## PROMPT
All the data should be repeated exactly. Any image in it is left out.

## INPUT
※ ※ ※

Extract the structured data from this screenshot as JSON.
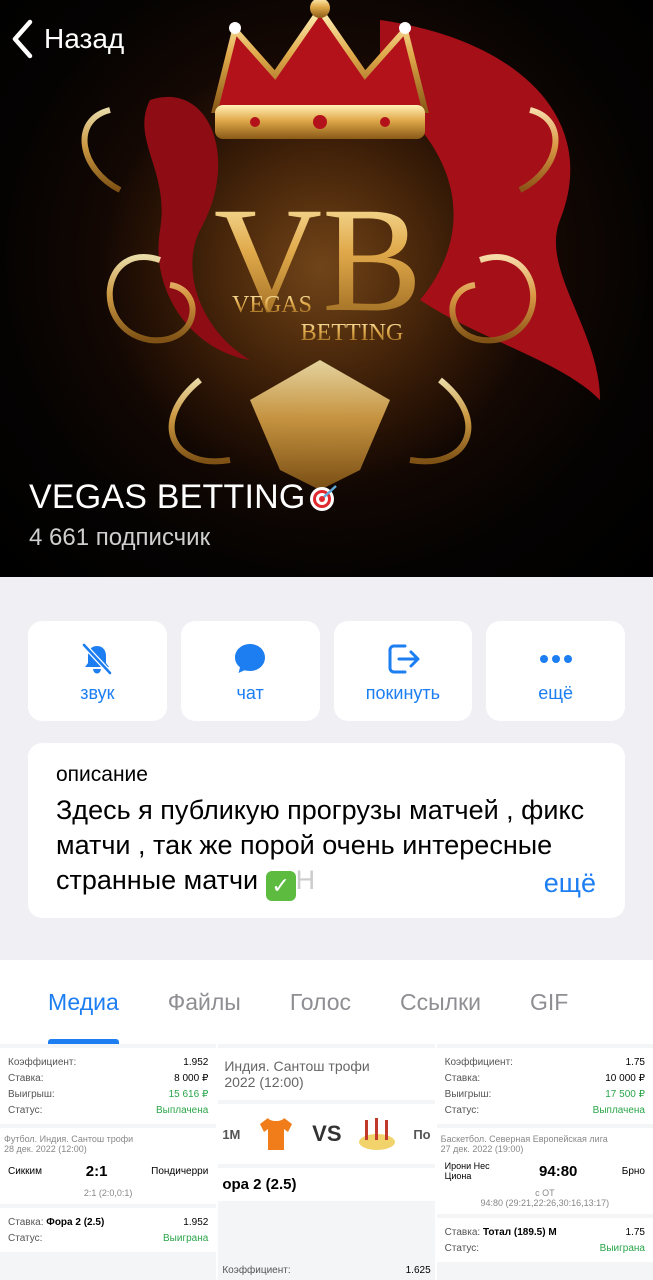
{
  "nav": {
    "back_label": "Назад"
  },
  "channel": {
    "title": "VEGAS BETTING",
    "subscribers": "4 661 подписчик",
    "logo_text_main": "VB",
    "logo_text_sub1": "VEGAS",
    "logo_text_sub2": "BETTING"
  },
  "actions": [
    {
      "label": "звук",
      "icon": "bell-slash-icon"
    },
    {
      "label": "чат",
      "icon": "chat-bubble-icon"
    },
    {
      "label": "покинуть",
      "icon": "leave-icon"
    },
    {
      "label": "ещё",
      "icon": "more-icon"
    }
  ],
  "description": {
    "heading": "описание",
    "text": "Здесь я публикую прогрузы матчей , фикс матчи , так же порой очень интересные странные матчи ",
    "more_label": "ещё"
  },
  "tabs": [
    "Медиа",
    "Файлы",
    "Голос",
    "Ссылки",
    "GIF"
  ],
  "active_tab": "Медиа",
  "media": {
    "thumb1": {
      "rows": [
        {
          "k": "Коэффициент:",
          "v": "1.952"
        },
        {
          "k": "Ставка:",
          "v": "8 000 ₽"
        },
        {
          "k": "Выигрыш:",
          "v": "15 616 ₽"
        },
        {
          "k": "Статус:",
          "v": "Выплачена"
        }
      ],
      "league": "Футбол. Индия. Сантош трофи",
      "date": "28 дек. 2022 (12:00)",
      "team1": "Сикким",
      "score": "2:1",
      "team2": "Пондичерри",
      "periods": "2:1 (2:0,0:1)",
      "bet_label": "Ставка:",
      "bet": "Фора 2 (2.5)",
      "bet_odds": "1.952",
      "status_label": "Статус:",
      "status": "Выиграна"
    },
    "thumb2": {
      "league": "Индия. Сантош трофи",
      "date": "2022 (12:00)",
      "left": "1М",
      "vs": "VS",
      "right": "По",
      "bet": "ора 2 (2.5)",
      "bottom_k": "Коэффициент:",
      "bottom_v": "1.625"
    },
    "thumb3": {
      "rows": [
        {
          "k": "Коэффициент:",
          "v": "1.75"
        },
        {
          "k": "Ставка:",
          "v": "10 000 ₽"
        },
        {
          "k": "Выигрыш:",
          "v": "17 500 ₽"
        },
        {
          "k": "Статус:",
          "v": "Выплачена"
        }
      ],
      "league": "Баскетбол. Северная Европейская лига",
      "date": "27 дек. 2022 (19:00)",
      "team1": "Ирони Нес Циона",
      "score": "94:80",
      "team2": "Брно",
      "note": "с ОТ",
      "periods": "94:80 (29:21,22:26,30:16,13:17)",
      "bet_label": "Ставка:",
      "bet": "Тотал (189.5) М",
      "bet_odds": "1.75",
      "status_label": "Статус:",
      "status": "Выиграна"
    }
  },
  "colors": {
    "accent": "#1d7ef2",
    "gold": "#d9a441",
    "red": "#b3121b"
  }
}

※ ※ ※

## ANSWER TO THIS TASK
Extract the structured data from this screenshot as JSON.
{
  "nav": {
    "back_label": "Назад"
  },
  "channel": {
    "title": "VEGAS BETTING",
    "subscribers": "4 661 подписчик",
    "logo_text_main": "VB",
    "logo_text_sub1": "VEGAS",
    "logo_text_sub2": "BETTING"
  },
  "actions": [
    {
      "label": "звук",
      "icon": "bell-slash-icon"
    },
    {
      "label": "чат",
      "icon": "chat-bubble-icon"
    },
    {
      "label": "покинуть",
      "icon": "leave-icon"
    },
    {
      "label": "ещё",
      "icon": "more-icon"
    }
  ],
  "description": {
    "heading": "описание",
    "text": "Здесь я публикую прогрузы матчей , фикс матчи , так же порой очень интересные странные матчи ",
    "more_label": "ещё"
  },
  "tabs": [
    "Медиа",
    "Файлы",
    "Голос",
    "Ссылки",
    "GIF"
  ],
  "active_tab": "Медиа",
  "media": {
    "thumb1": {
      "rows": [
        {
          "k": "Коэффициент:",
          "v": "1.952"
        },
        {
          "k": "Ставка:",
          "v": "8 000 ₽"
        },
        {
          "k": "Выигрыш:",
          "v": "15 616 ₽"
        },
        {
          "k": "Статус:",
          "v": "Выплачена"
        }
      ],
      "league": "Футбол. Индия. Сантош трофи",
      "date": "28 дек. 2022 (12:00)",
      "team1": "Сикким",
      "score": "2:1",
      "team2": "Пондичерри",
      "periods": "2:1 (2:0,0:1)",
      "bet_label": "Ставка:",
      "bet": "Фора 2 (2.5)",
      "bet_odds": "1.952",
      "status_label": "Статус:",
      "status": "Выиграна"
    },
    "thumb2": {
      "league": "Индия. Сантош трофи",
      "date": "2022 (12:00)",
      "left": "1М",
      "vs": "VS",
      "right": "По",
      "bet": "ора 2 (2.5)",
      "bottom_k": "Коэффициент:",
      "bottom_v": "1.625"
    },
    "thumb3": {
      "rows": [
        {
          "k": "Коэффициент:",
          "v": "1.75"
        },
        {
          "k": "Ставка:",
          "v": "10 000 ₽"
        },
        {
          "k": "Выигрыш:",
          "v": "17 500 ₽"
        },
        {
          "k": "Статус:",
          "v": "Выплачена"
        }
      ],
      "league": "Баскетбол. Северная Европейская лига",
      "date": "27 дек. 2022 (19:00)",
      "team1": "Ирони Нес Циона",
      "score": "94:80",
      "team2": "Брно",
      "note": "с ОТ",
      "periods": "94:80 (29:21,22:26,30:16,13:17)",
      "bet_label": "Ставка:",
      "bet": "Тотал (189.5) М",
      "bet_odds": "1.75",
      "status_label": "Статус:",
      "status": "Выиграна"
    }
  },
  "colors": {
    "accent": "#1d7ef2",
    "gold": "#d9a441",
    "red": "#b3121b"
  }
}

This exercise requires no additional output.